Author: Eric Vincent Batalla, Francisco Magno, and Ador Torneo
Year: 2018, Volume 18 Number 3
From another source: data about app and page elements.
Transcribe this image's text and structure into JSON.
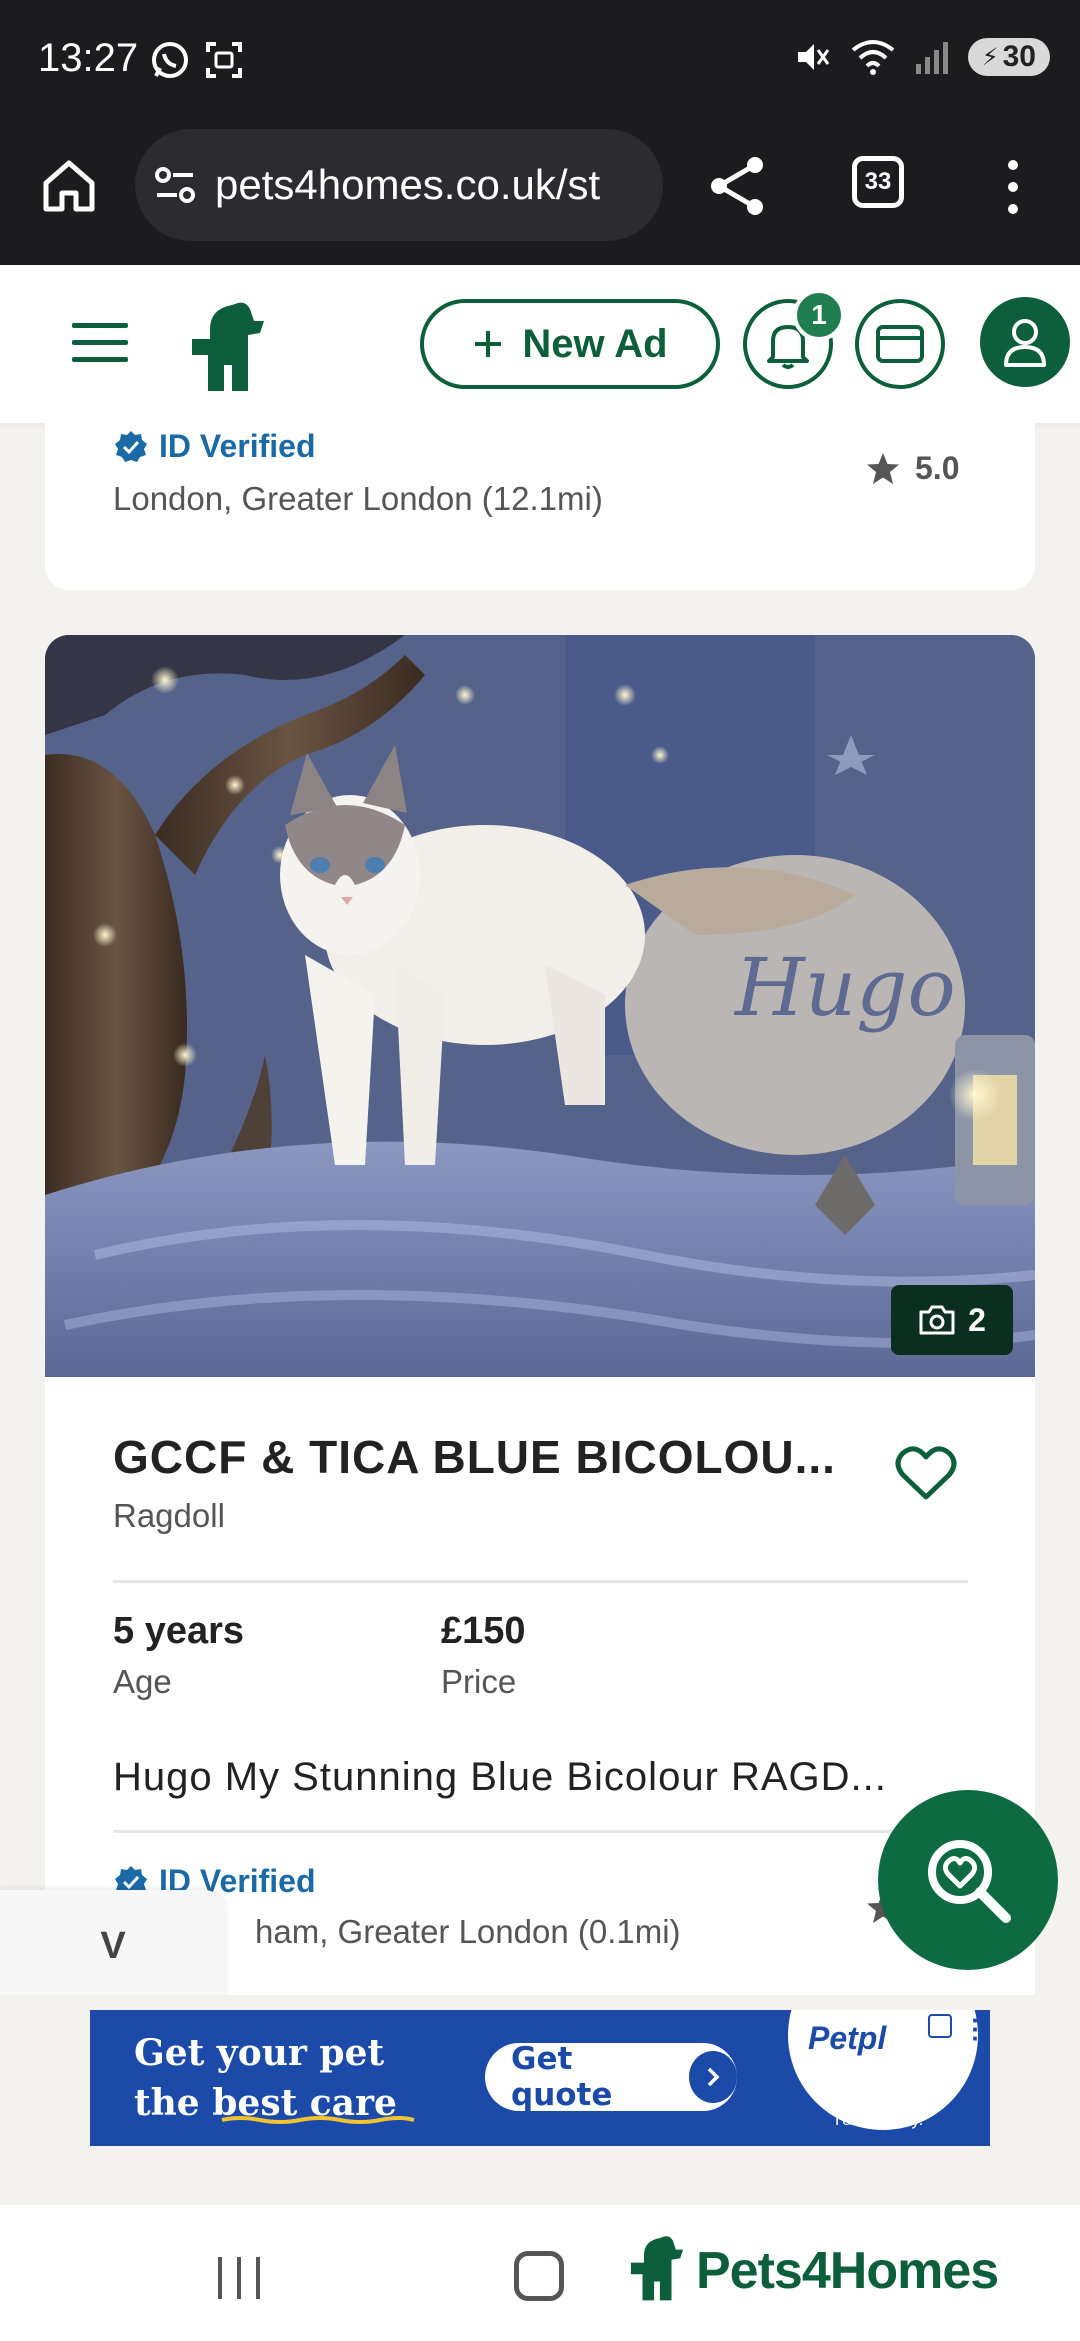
{
  "status_bar": {
    "time": "13:27",
    "battery": "30"
  },
  "browser": {
    "url": "pets4homes.co.uk/st",
    "tab_count": "33"
  },
  "header": {
    "new_ad_label": "New Ad",
    "notification_count": "1"
  },
  "previous_listing": {
    "verified_label": "ID Verified",
    "location": "London, Greater London (12.1mi)",
    "rating": "5.0"
  },
  "listing": {
    "photo_count": "2",
    "photo_name_text": "Hugo",
    "title": "GCCF & TICA BLUE BICOLOU...",
    "breed": "Ragdoll",
    "age_value": "5 years",
    "age_label": "Age",
    "price_value": "£150",
    "price_label": "Price",
    "description": "Hugo My Stunning Blue Bicolour RAGD...",
    "verified_label": "ID Verified",
    "location": "ham, Greater London (0.1mi)"
  },
  "collapse_label": "V",
  "ad": {
    "headline_line1": "Get your pet",
    "headline_line2": "the best care",
    "cta": "Get quote",
    "brand": "Petpl",
    "tcs": "T&Cs apply."
  },
  "bottom_nav": {
    "brand": "Pets4Homes"
  },
  "colors": {
    "brand_green": "#0d5f3b",
    "verified_blue": "#1a6aa6",
    "ad_blue": "#1c4aa8"
  }
}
This study surveys and describes the patterns or modalities of political interference in national road works in the Philippines based on an examination of the literature and interviews using process-level frameworks, specifically the project management cycle and the budget cycle framework. Political interference here refers to non-legitimate interventions by politicians in government processes and programs. We argue that it is a form of political corruption. Evidence suggests that this type of interference tends to be prominent in national road works. Executive interference occurs at various stages of the project management and budget processes. The abuse of executive discretion in national road development is observed from project selection and prioritization to project maintenance and evaluation. Legislator interference appears to occur at various stages of the project management cycle based on collusive and kickback arrangements. In the budget cycle, this is most notable during the budget legislation stage. Given these vulnerabilities, a comprehensive review of existing project and budget management systems is necessary with the view of reducing such abuse. Finally, understanding the historical and institutional (socio, economic, political, and cultural) context under which these systems operate is necessary in order to identify context-specific solutions.